Enter the maze

Using the dark side

A monstery shadow toward a little girl

Shadows are strange. They're everywhere but usually we don't notice them. They just sit there, moored to the thing that casts them, ignored by us as we go about our daily lives. These seemingly useless dark patches in our visual world move around with us, change colour with the weather, hide things, and move with the light. Hannah Dee of the Grenoble Institute of Technology, in the French Alps tells us why she is bringing them into the limelight.

I'm a computer vision researcher, so I write programs that try to make sense of images and video. I'm really interested in shadows. I'm interested in how we can use shadows to help computers interpret images automatically, and how the human perceptual system uses shadows too.

The recipe for a shadow

If you’re going to teach computers how to use shadows, you’ve got to know why shadows look the way they do. A shadow has a simple recipe with just three ingredients – light, surface and object. When the object comes between the light and the surface the shadow is cast. The characteristics of those three ingredients determine how the shadow appears.

The sharpness of the edges of a shadow (the penumbra) depends upon how big the light source is: small lights cast sharp shadows, large lights cast fuzzy shadows. The shape of a shadow depends on the object that's casting it, and the shape of the surface that it's cast upon. If there are any other light sources you might get extra shadows, but if the other light is really fuzzy and spread out you won't. However, the colour of the fuzzy light will determine the colour of the shadows. The indirect light reflected off the blue sky explains why shadows seem bluish on a sunny day.

The way you move

That takes care of what a shadow looks like, but humans also get information from how shadows move. How a shadow moves depends on the movement of those three shadow ingredients, light, surface, and object, as well. Mostly, we think of shadows moving when the object moves (shadow puppets, for example) and we can use these moving shadows to tell us about the moving object. Sundials are an example of using a moving light source (the sun) to get a shadow to tell us about something in the world.

What does a light source see?

That’s not all the shadow tells you! The position and shape of a shadow gives us clues about the location of the object and its relation to the surface the shadow is cast upon. This is because the shadow is the area hidden from the light by the object. (Leonardo da Vinci knew this - and said "No luminous body ever sees the shadows that it generates", back in the 15th century.) We can say that the outline of the shadow is the outline of the object from the point of view of the light. That is, if you were where the light was, the silhouette of the object would be exactly the shape of the shadow, but you'd not be able to see the shadow because the object would be exactly in the way.

Because the shadow gives you a version of the world from the point of view of the light source, it's possible for a shadow to tell you about things you can't actually see. This can be used to terrifying effect in horror films, where the monster is creeping up out of shot, and the only evidence of their presence being the shadow cast on the wall.

A shadow cast on grass by a person jumping

What use are shadows?

Psychologists have spent a lot of time over the last ten years investigating how we see shadows, and what the human eyes and brain use them for. It seems that we use shadows for some things in our perception but not others.
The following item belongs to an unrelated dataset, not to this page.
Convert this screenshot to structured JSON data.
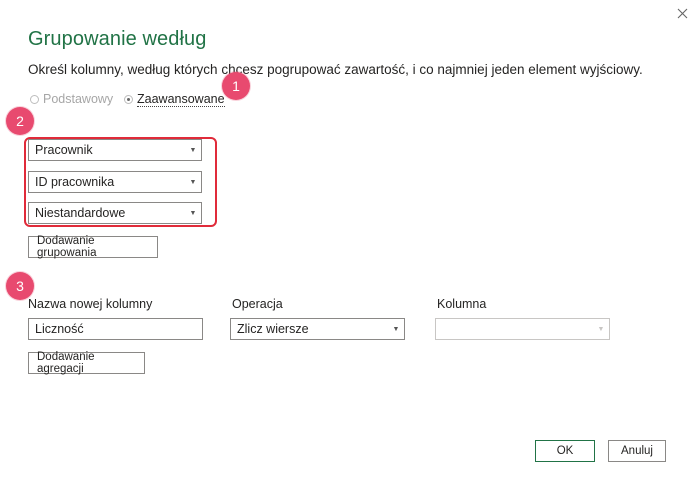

There's some evidence that the brain processes shadows very quickly, uses them to help work out the relationships between objects in the world, and then discards them. This is probably why we don't tend to notice them that much. Our brains use shadows a lot for working out where things are in depth – for 3D vision – and for tasks like grasping and picking up objects. We don't seem to use shadows for things that depend on small details, and we don't seem to use them to work out much about the surface or light source. Mostly we use shadows to tell us about the objects that are casting them. Humans never, except in optical illusions and tricks, mistake a shadow for an object.

A shadowy nemesis

Computer vision systems try and make sense of the world from analysing images and videos, and many people try to model computer vision systems on the human visual system. This seems a fairly sensible starting place, because it is one of the only examples we have that vision can work! Shadows, however, are problematic for computer vision systems. They keep getting mistaken for objects, which as we know is a mistake that humans do not make.

Computer vision researchers have been busy developing shadow detection and shadow removal techniques, so we can treat shadows as background and not as objects. How do you detect a shadow? Well, it's about the same colour (hue) as background, but a bit darker. So either you make your background detection system less fussy about dark stuff, or you explicitly detect shadows and then lump them in with the background. This gets most of the shadows, but not all, so researchers are constantly coming up with new ways to improve the detection. One example of an enhanced technique is based on noticing that, if the light stays the same, a piece of ground will look the same colour each time it’s in shadow. So if you can remember that you've got a head start in detecting the shadow.

The shadow robots

In computer vision and robotics, a few researchers are now beginning to exploit shadows as sources of information (not just as problematic dark patches to be ignored). Some Japanese researchers are fitting robots with bright lights so that the shadows they cast can tell them about the shape of the pipe or corridor they're going down. And I'm working in an international team trying to help a robot use shadows the way humans do. My Brazilian collaborators Paulo Santos and Valquiria Fenelon have a robot, and we're using shadows to help it navigate around its environment and to guess the relationship between the robot itself, objects around it, and a light source. Just like humans do when we watch a horror film and see the shadow of the monster...